On the topic of Hubbert’s peak and peak oil generally, I particularly recommend these two paragraphs:
Hubbert insisted that price didn’t matter. Economics—the forces of supply and demand—were, he maintained, irrelevant to the finite physical cache of oil in the earth. But why would price—with all the messages that it sends to people about allocating resources and developing new technologies—apply in so many other realms but not in oil and gas production? Activity goes up when prices go up; activity goes down when prices go down. Higher prices stimulate innovation and encourage people to figure out ingenious new ways to increase supply.
The idea of “proved reserves” of oil isn’t just a physical concept, accounting for a fixed amount in the “storehouse.” It’s also an economic concept: how much can be recovered at prevailing prices. And it’s a technological concept, because advances in technology take resources that were not physically accessible and turn them into recoverable reserves.
Yergin’s proposed alternative to thinking in terms of “peak oil” is to think in terms of a plateau in production, you might call it a long-drawn out peak, which will be limited more by price and demand than by exhaustion of supplies.

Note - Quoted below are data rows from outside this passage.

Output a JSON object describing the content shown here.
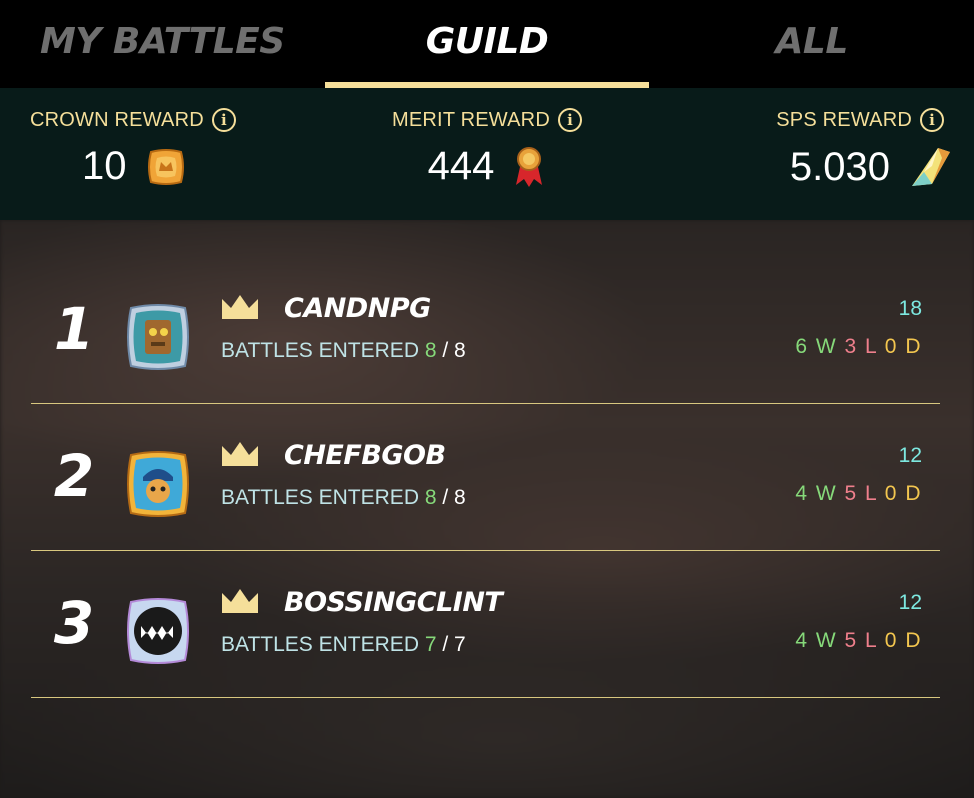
{
  "tabs": [
    {
      "label": "MY BATTLES",
      "active": false
    },
    {
      "label": "GUILD",
      "active": true
    },
    {
      "label": "ALL",
      "active": false
    }
  ],
  "rewards": [
    {
      "label": "CROWN REWARD",
      "value": "10",
      "icon": "crown-token-icon"
    },
    {
      "label": "MERIT REWARD",
      "value": "444",
      "icon": "merit-medal-icon"
    },
    {
      "label": "SPS REWARD",
      "value": "5.030",
      "icon": "sps-crystal-icon"
    }
  ],
  "players": [
    {
      "rank": "1",
      "name": "CANDNPG",
      "battles_label": "BATTLES ENTERED",
      "entered": "8",
      "total": "8",
      "score": "18",
      "wins": "6",
      "losses": "3",
      "draws": "0"
    },
    {
      "rank": "2",
      "name": "CHEFBGOB",
      "battles_label": "BATTLES ENTERED",
      "entered": "8",
      "total": "8",
      "score": "12",
      "wins": "4",
      "losses": "5",
      "draws": "0"
    },
    {
      "rank": "3",
      "name": "BOSSINGCLINT",
      "battles_label": "BATTLES ENTERED",
      "entered": "7",
      "total": "7",
      "score": "12",
      "wins": "4",
      "losses": "5",
      "draws": "0"
    }
  ],
  "labels": {
    "w": "W",
    "l": "L",
    "d": "D",
    "slash": "/"
  },
  "colors": {
    "accent": "#f5df9a",
    "win": "#86d97a",
    "loss": "#ef7f8c",
    "draw": "#f3c64f",
    "score": "#7de8e0"
  }
}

The WSJ article is accompanied by a 20-minute video interview, mostly about Yergin’s new book, The Quest, to hit the stores tomorrow.